_YOUR OBJECTIVE_.
Please give back each line below unchanged; none of the pictures should appear.

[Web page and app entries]
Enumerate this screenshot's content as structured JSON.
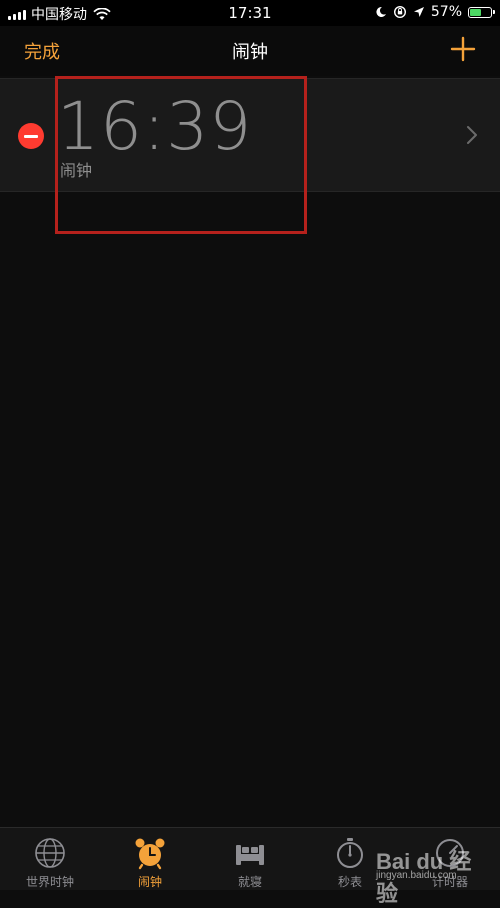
{
  "status_bar": {
    "carrier": "中国移动",
    "time": "17:31",
    "battery_percent": "57%",
    "battery_level": 0.57,
    "signal_bars": 4
  },
  "nav": {
    "left_label": "完成",
    "title": "闹钟",
    "add_icon": "plus-icon"
  },
  "alarm": {
    "time": "16:39",
    "label": "闹钟",
    "delete_icon": "minus-circle-icon",
    "chevron_icon": "chevron-right-icon"
  },
  "tabs": [
    {
      "label": "世界时钟",
      "icon": "globe-icon",
      "active": false
    },
    {
      "label": "闹钟",
      "icon": "alarm-clock-icon",
      "active": true
    },
    {
      "label": "就寝",
      "icon": "bed-icon",
      "active": false
    },
    {
      "label": "秒表",
      "icon": "stopwatch-icon",
      "active": false
    },
    {
      "label": "计时器",
      "icon": "timer-icon",
      "active": false
    }
  ],
  "watermark": {
    "brand": "Bai du 经验",
    "url": "jingyan.baidu.com"
  },
  "colors": {
    "accent": "#f4a23a",
    "delete": "#ff3b30",
    "battery": "#4cd964",
    "highlight": "#b5211c"
  }
}
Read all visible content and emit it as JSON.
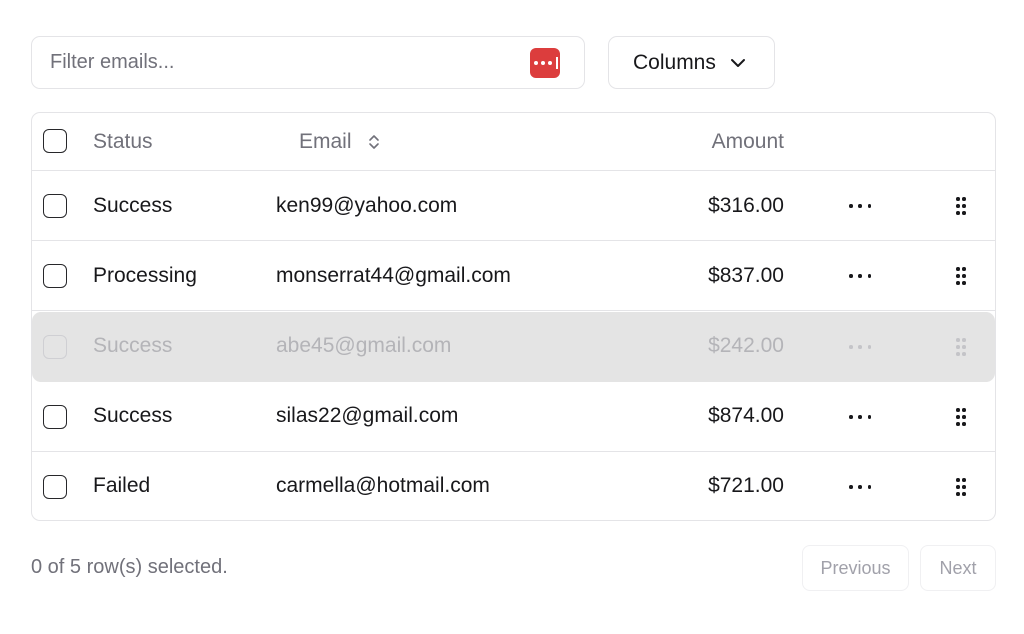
{
  "filter": {
    "placeholder": "Filter emails...",
    "icon": "password-manager-icon",
    "icon_color": "#dc3d3d"
  },
  "columns_button": {
    "label": "Columns"
  },
  "table": {
    "headers": {
      "status": "Status",
      "email": "Email",
      "amount": "Amount"
    },
    "rows": [
      {
        "status": "Success",
        "email": "ken99@yahoo.com",
        "amount": "$316.00"
      },
      {
        "status": "Processing",
        "email": "monserrat44@gmail.com",
        "amount": "$837.00"
      },
      {
        "status": "Success",
        "email": "abe45@gmail.com",
        "amount": "$242.00"
      },
      {
        "status": "Success",
        "email": "silas22@gmail.com",
        "amount": "$874.00"
      },
      {
        "status": "Failed",
        "email": "carmella@hotmail.com",
        "amount": "$721.00"
      }
    ]
  },
  "footer": {
    "selection_text": "0 of 5 row(s) selected.",
    "previous_label": "Previous",
    "next_label": "Next"
  }
}
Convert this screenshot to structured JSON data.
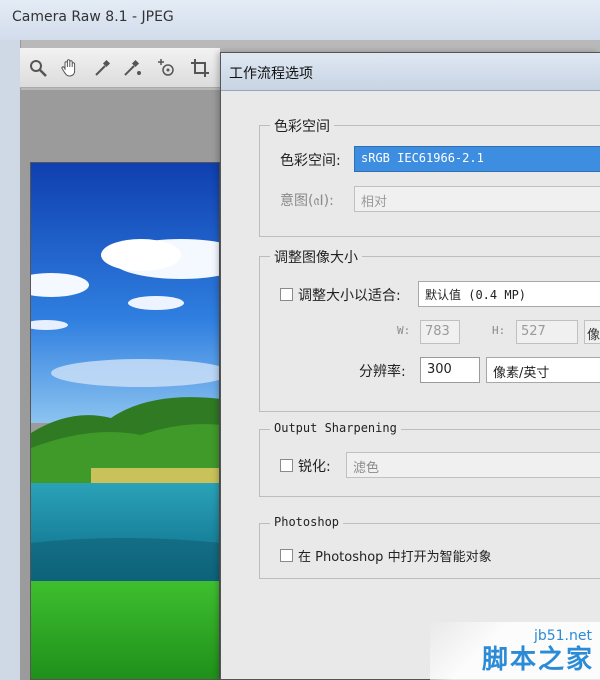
{
  "app": {
    "title": "Camera Raw 8.1 -  JPEG"
  },
  "toolbar": {
    "tools": [
      "zoom-icon",
      "hand-icon",
      "white-balance-icon",
      "color-sampler-icon",
      "target-adjust-icon",
      "crop-icon"
    ]
  },
  "dialog": {
    "title": "工作流程选项",
    "color_space": {
      "legend": "色彩空间",
      "space_label": "色彩空间:",
      "space_value": "sRGB IEC61966-2.1",
      "intent_label": "意图(𝔞I):",
      "intent_value": "相对"
    },
    "resize": {
      "legend": "调整图像大小",
      "fit_label": "调整大小以适合:",
      "fit_value": "默认值 (0.4 MP)",
      "w_label": "W:",
      "w_value": "783",
      "h_label": "H:",
      "h_value": "527",
      "unit_partial": "像",
      "resolution_label": "分辨率:",
      "resolution_value": "300",
      "resolution_unit": "像素/英寸"
    },
    "sharpen": {
      "legend": "Output Sharpening",
      "label": "锐化:",
      "value": "滤色"
    },
    "photoshop": {
      "legend": "Photoshop",
      "smart_object_label": "在 Photoshop 中打开为智能对象"
    }
  },
  "watermark": {
    "line1": "jb51.net",
    "line2": "脚本之家"
  }
}
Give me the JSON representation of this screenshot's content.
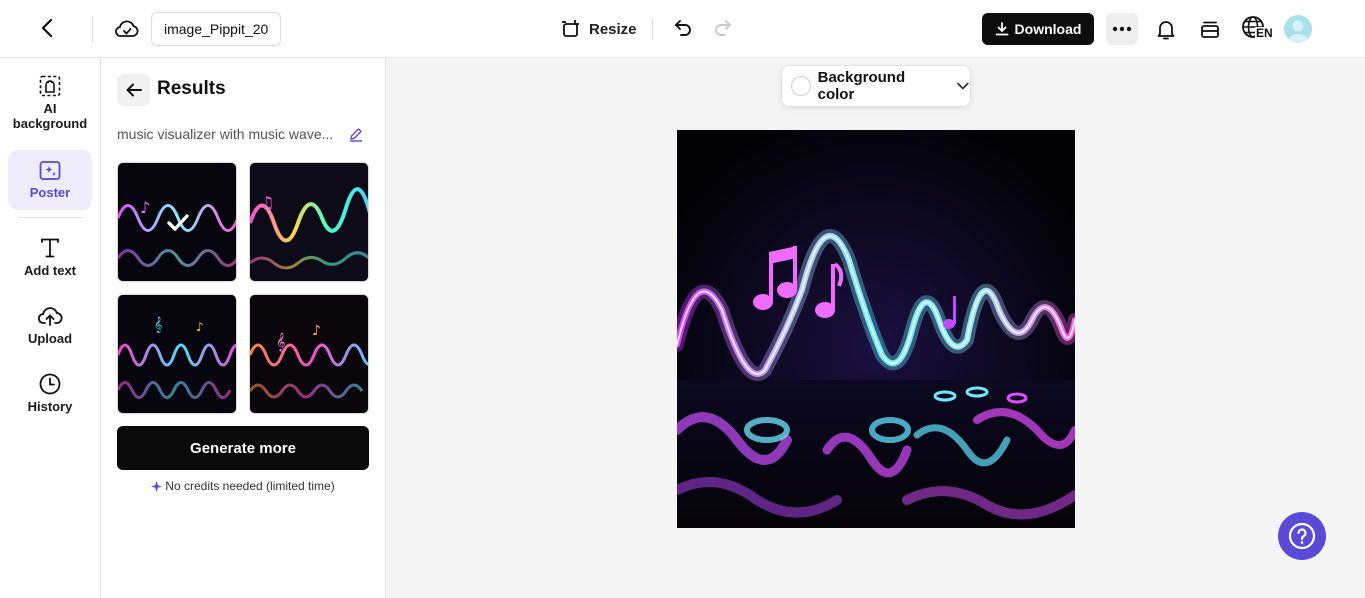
{
  "topbar": {
    "filename": "image_Pippit_20",
    "resize_label": "Resize",
    "download_label": "Download",
    "language": "EN",
    "icons": [
      "back-icon",
      "cloud-icon",
      "resize-icon",
      "undo-icon",
      "redo-icon",
      "download-icon",
      "more-icon",
      "bell-icon",
      "stack-icon",
      "globe-icon",
      "avatar"
    ]
  },
  "leftnav": {
    "items": [
      {
        "label": "AI\nbackground",
        "icon": "ai-background-icon"
      },
      {
        "label": "Poster",
        "icon": "poster-icon",
        "active": true
      },
      {
        "label": "Add text",
        "icon": "text-icon"
      },
      {
        "label": "Upload",
        "icon": "upload-icon"
      },
      {
        "label": "History",
        "icon": "history-icon"
      }
    ]
  },
  "panel": {
    "title": "Results",
    "prompt": "music visualizer with music wave...",
    "generate_label": "Generate more",
    "credits_note": "No credits needed (limited time)"
  },
  "canvas": {
    "background_color_label": "Background color"
  },
  "colors": {
    "accent": "#5b4ad8",
    "download_bg": "#0d0d0d",
    "active_nav_bg": "#efedfb"
  }
}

_EXERCISE OUTPUT_.
Enumerate this screenshot's content as structured JSON.
{
  "status_bar": {
    "carrier": "中国移动",
    "time": "17:31",
    "battery_percent": "57%",
    "battery_level": 0.57,
    "signal_bars": 4
  },
  "nav": {
    "left_label": "完成",
    "title": "闹钟",
    "add_icon": "plus-icon"
  },
  "alarm": {
    "time": "16:39",
    "label": "闹钟",
    "delete_icon": "minus-circle-icon",
    "chevron_icon": "chevron-right-icon"
  },
  "tabs": [
    {
      "label": "世界时钟",
      "icon": "globe-icon",
      "active": false
    },
    {
      "label": "闹钟",
      "icon": "alarm-clock-icon",
      "active": true
    },
    {
      "label": "就寝",
      "icon": "bed-icon",
      "active": false
    },
    {
      "label": "秒表",
      "icon": "stopwatch-icon",
      "active": false
    },
    {
      "label": "计时器",
      "icon": "timer-icon",
      "active": false
    }
  ],
  "watermark": {
    "brand": "Bai du 经验",
    "url": "jingyan.baidu.com"
  },
  "colors": {
    "accent": "#f4a23a",
    "delete": "#ff3b30",
    "battery": "#4cd964",
    "highlight": "#b5211c"
  }
}
Read all visible content and emit it as JSON.
{
  "filter": {
    "placeholder": "Filter emails...",
    "icon": "password-manager-icon",
    "icon_color": "#dc3d3d"
  },
  "columns_button": {
    "label": "Columns"
  },
  "table": {
    "headers": {
      "status": "Status",
      "email": "Email",
      "amount": "Amount"
    },
    "rows": [
      {
        "status": "Success",
        "email": "ken99@yahoo.com",
        "amount": "$316.00"
      },
      {
        "status": "Processing",
        "email": "monserrat44@gmail.com",
        "amount": "$837.00"
      },
      {
        "status": "Success",
        "email": "abe45@gmail.com",
        "amount": "$242.00"
      },
      {
        "status": "Success",
        "email": "silas22@gmail.com",
        "amount": "$874.00"
      },
      {
        "status": "Failed",
        "email": "carmella@hotmail.com",
        "amount": "$721.00"
      }
    ]
  },
  "footer": {
    "selection_text": "0 of 5 row(s) selected.",
    "previous_label": "Previous",
    "next_label": "Next"
  }
}
Convert this screenshot to structured JSON data.
{
  "app": {
    "title": "Camera Raw 8.1 -  JPEG"
  },
  "toolbar": {
    "tools": [
      "zoom-icon",
      "hand-icon",
      "white-balance-icon",
      "color-sampler-icon",
      "target-adjust-icon",
      "crop-icon"
    ]
  },
  "dialog": {
    "title": "工作流程选项",
    "color_space": {
      "legend": "色彩空间",
      "space_label": "色彩空间:",
      "space_value": "sRGB IEC61966-2.1",
      "intent_label": "意图(𝔞I):",
      "intent_value": "相对"
    },
    "resize": {
      "legend": "调整图像大小",
      "fit_label": "调整大小以适合:",
      "fit_value": "默认值 (0.4 MP)",
      "w_label": "W:",
      "w_value": "783",
      "h_label": "H:",
      "h_value": "527",
      "unit_partial": "像",
      "resolution_label": "分辨率:",
      "resolution_value": "300",
      "resolution_unit": "像素/英寸"
    },
    "sharpen": {
      "legend": "Output Sharpening",
      "label": "锐化:",
      "value": "滤色"
    },
    "photoshop": {
      "legend": "Photoshop",
      "smart_object_label": "在 Photoshop 中打开为智能对象"
    }
  },
  "watermark": {
    "line1": "jb51.net",
    "line2": "脚本之家"
  }
}
Give me the JSON representation of this screenshot's content.
{
  "topbar": {
    "filename": "image_Pippit_20",
    "resize_label": "Resize",
    "download_label": "Download",
    "language": "EN",
    "icons": [
      "back-icon",
      "cloud-icon",
      "resize-icon",
      "undo-icon",
      "redo-icon",
      "download-icon",
      "more-icon",
      "bell-icon",
      "stack-icon",
      "globe-icon",
      "avatar"
    ]
  },
  "leftnav": {
    "items": [
      {
        "label": "AI\nbackground",
        "icon": "ai-background-icon"
      },
      {
        "label": "Poster",
        "icon": "poster-icon",
        "active": true
      },
      {
        "label": "Add text",
        "icon": "text-icon"
      },
      {
        "label": "Upload",
        "icon": "upload-icon"
      },
      {
        "label": "History",
        "icon": "history-icon"
      }
    ]
  },
  "panel": {
    "title": "Results",
    "prompt": "music visualizer with music wave...",
    "generate_label": "Generate more",
    "credits_note": "No credits needed (limited time)"
  },
  "canvas": {
    "background_color_label": "Background color"
  },
  "colors": {
    "accent": "#5b4ad8",
    "download_bg": "#0d0d0d",
    "active_nav_bg": "#efedfb"
  }
}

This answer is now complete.